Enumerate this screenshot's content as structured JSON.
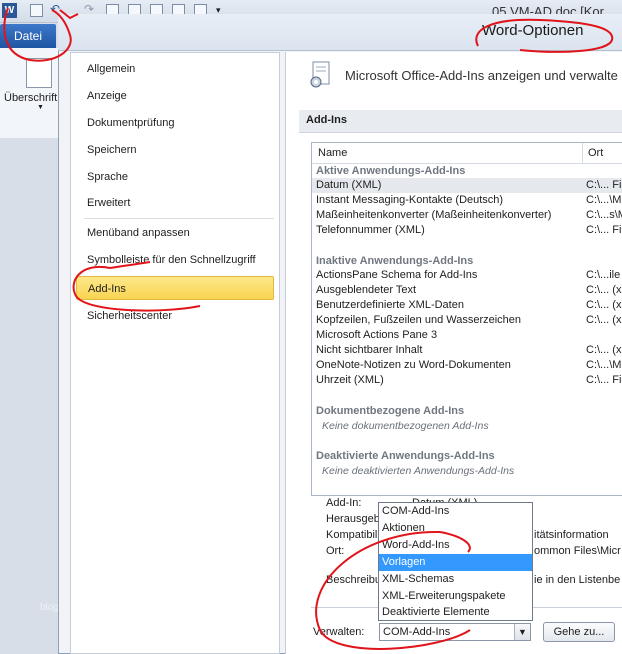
{
  "window": {
    "doc_title": "05 VM-AD.doc [Kor",
    "app_logo": "W",
    "file_tab": "Datei",
    "ribbon_label": "Überschrift",
    "watermark": "blog"
  },
  "dialog": {
    "title": "Word-Optionen",
    "nav": [
      "Allgemein",
      "Anzeige",
      "Dokumentprüfung",
      "Speichern",
      "Sprache",
      "Erweitert",
      "Menüband anpassen",
      "Symbolleiste für den Schnellzugriff",
      "Add-Ins",
      "Sicherheitscenter"
    ],
    "selected_nav": "Add-Ins",
    "header_text": "Microsoft Office-Add-Ins anzeigen und verwalte",
    "section_title": "Add-Ins",
    "columns": {
      "name": "Name",
      "location": "Ort"
    },
    "groups": {
      "active": "Aktive Anwendungs-Add-Ins",
      "inactive": "Inaktive Anwendungs-Add-Ins",
      "document": "Dokumentbezogene Add-Ins",
      "disabled": "Deaktivierte Anwendungs-Add-Ins"
    },
    "active_rows": [
      {
        "name": "Datum (XML)",
        "location": "C:\\... Fi"
      },
      {
        "name": "Instant Messaging-Kontakte (Deutsch)",
        "location": "C:\\...\\M"
      },
      {
        "name": "Maßeinheitenkonverter (Maßeinheitenkonverter)",
        "location": "C:\\...s\\M"
      },
      {
        "name": "Telefonnummer (XML)",
        "location": "C:\\... Fi"
      }
    ],
    "inactive_rows": [
      {
        "name": "ActionsPane Schema for Add-Ins",
        "location": "C:\\...ile"
      },
      {
        "name": "Ausgeblendeter Text",
        "location": "C:\\... (x"
      },
      {
        "name": "Benutzerdefinierte XML-Daten",
        "location": "C:\\... (x"
      },
      {
        "name": "Kopfzeilen, Fußzeilen und Wasserzeichen",
        "location": "C:\\... (x"
      },
      {
        "name": "Microsoft Actions Pane 3",
        "location": ""
      },
      {
        "name": "Nicht sichtbarer Inhalt",
        "location": "C:\\... (x"
      },
      {
        "name": "OneNote-Notizen zu Word-Dokumenten",
        "location": "C:\\...\\M"
      },
      {
        "name": "Uhrzeit (XML)",
        "location": "C:\\... Fi"
      }
    ],
    "document_empty": "Keine dokumentbezogenen Add-Ins",
    "disabled_empty": "Keine deaktivierten Anwendungs-Add-Ins",
    "details": {
      "addin_label": "Add-In:",
      "addin_value": "Datum (XML)",
      "publisher_label": "Herausgeber:",
      "compat_label": "Kompatibilität:",
      "compat_value": "itätsinformation",
      "location_label": "Ort:",
      "location_value": "ommon Files\\Micr",
      "description_label": "Beschreibung:",
      "description_value": "ie in den Listenbe"
    },
    "manage": {
      "label": "Verwalten:",
      "selected": "COM-Add-Ins",
      "go_button": "Gehe zu...",
      "options": [
        "COM-Add-Ins",
        "Aktionen",
        "Word-Add-Ins",
        "Vorlagen",
        "XML-Schemas",
        "XML-Erweiterungspakete",
        "Deaktivierte Elemente"
      ],
      "highlighted": "Vorlagen"
    }
  },
  "colors": {
    "selection": "#f8d451",
    "highlight": "#3399ff",
    "annotation": "#e0141b"
  }
}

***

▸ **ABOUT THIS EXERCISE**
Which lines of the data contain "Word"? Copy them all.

▸ **RESULT FOR THIS TASK**
    "title": "Word-Optionen",
        "name": "OneNote-Notizen zu Word-Dokumenten",
        "Word-Add-Ins",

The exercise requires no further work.